What is Art-Mantic?
Art-Mantic is an art blog consisting of filmed conversations and written articles that is designed to help you get to know its contributing artists. It is a free platform that aims to creak open the studio doors and give you insights into the thoughts and processes behind the work, providing a network or peer group for artists and a useful source of information for artists and viewers alike.
Art-Mantic is not about selling artwork. Should you wish to contact the artists directly or view their work, you can do so via the contributor page which has links to everyone involved.
Why did you set it up?
As an artist myself I was finding it difficult to find the kind of nutritious content I wanted on social media. There seemed to be lots of marketing and sales based posts, and lots of long podcasts, but not very much in between. I felt there was a gap so I began to think about how I could fill it.
How do people get involved?
The first step is to visit our website. From there you can follow the social media channels by clicking the buttons at the top of the page. As a new project, it really helps if people like, share, follow, and subscribe.
For artists who might want to get involved, you can find more information on the submissions page. In the coming months we will be looking to run art competitions with some amazing prizes, including 1:1 tutorials or coaching with some of our contributors. Working with creative people means new ideas are always being generated, so many more things will emerge as the project develops. For anyone wishing to support the work, a "Buy me a Coffee" link is available at the bottom of each page.
What do you hope it will achieve?
I hope it will form the basis of a strong art community. It is already apparent that, although I am talking to people from all sorts of different disciplines and backgrounds, what shines through most is a mutual understanding of what it is to live a creative life.
Artists are stronger when they work together. There is room for everyone. By removing the smokescreen that often surrounds the selling of work, and getting into authentic conversation about the process and motivating factors behind the work, we increase our understanding of artists, art practice, and the importance of the art we buy.
Can you tell us something about your own art practice?
I have been a working artist for over a decade. I hold a BA hons and an MA in Fine Art. I like to make small scale, figurative artworks in either egg tempera or acrylic that are based around unconcluded narrative or personal myth.
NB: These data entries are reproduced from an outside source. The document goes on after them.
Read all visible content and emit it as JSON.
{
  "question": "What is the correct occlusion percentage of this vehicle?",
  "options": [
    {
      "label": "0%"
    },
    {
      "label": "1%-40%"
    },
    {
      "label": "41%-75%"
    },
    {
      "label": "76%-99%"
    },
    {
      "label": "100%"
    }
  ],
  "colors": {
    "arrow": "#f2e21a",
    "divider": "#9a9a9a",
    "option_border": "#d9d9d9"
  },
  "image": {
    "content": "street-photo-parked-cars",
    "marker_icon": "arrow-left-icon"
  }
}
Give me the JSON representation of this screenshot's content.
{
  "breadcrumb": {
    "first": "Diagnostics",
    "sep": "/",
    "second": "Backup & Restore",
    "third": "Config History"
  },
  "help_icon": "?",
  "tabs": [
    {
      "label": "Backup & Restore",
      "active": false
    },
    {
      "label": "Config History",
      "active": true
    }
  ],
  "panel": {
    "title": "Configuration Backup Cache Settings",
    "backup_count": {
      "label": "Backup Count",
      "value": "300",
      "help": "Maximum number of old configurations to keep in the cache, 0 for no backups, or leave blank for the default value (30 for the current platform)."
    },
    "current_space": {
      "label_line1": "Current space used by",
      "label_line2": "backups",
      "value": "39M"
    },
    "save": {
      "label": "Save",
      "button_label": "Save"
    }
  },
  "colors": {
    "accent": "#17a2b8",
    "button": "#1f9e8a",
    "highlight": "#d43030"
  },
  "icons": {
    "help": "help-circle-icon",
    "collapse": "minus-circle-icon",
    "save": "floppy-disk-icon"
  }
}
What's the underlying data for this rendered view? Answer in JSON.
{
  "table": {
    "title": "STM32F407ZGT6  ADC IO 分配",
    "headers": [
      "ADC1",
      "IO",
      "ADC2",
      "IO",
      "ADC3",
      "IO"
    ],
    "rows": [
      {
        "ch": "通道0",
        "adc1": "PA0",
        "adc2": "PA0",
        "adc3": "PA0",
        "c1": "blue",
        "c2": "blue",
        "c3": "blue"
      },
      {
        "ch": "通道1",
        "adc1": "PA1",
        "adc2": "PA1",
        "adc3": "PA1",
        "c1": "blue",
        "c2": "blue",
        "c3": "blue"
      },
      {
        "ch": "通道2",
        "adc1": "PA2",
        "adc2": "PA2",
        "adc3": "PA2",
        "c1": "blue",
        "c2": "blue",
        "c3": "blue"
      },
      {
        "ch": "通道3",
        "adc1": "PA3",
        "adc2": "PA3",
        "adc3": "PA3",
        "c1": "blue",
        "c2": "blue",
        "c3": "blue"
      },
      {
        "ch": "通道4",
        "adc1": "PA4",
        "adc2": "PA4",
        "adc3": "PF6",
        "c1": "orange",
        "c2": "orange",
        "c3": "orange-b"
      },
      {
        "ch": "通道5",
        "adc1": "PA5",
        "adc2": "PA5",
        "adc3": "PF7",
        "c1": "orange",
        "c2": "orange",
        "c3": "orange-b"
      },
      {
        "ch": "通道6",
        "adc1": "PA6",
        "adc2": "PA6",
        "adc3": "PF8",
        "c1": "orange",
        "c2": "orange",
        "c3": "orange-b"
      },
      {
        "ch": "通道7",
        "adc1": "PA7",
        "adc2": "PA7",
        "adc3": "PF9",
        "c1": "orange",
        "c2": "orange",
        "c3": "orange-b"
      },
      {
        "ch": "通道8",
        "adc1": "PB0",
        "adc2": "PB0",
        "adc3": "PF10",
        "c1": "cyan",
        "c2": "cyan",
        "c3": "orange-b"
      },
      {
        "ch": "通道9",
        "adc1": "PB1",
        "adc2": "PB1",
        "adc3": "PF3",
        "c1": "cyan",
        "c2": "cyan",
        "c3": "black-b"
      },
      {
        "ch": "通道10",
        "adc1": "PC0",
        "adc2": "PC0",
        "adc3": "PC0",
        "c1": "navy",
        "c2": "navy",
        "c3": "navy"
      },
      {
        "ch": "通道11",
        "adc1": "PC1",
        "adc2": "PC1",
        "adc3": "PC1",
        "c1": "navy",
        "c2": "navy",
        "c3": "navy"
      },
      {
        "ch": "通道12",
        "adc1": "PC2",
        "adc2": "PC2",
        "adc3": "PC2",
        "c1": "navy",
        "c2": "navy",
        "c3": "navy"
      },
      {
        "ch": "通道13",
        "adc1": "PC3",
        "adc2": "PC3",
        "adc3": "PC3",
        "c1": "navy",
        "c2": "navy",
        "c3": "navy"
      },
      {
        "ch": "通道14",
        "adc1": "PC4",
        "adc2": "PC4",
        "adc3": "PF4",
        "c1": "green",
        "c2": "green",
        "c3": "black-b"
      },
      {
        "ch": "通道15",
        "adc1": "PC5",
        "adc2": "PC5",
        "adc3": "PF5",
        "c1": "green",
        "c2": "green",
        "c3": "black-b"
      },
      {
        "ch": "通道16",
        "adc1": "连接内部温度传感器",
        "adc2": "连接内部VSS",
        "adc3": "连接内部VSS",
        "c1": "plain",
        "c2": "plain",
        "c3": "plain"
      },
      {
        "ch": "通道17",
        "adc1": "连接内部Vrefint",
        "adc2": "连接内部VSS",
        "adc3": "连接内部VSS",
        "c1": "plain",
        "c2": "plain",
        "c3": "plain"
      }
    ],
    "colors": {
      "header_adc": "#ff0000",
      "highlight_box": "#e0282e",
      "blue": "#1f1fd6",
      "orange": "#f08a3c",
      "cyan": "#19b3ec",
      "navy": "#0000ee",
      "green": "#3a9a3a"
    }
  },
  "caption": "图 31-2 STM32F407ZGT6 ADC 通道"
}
Examples can be found via a link on the contributor page.
You can watch Emma talking about Art-Mantic to Dutch artist Helen Roeten here: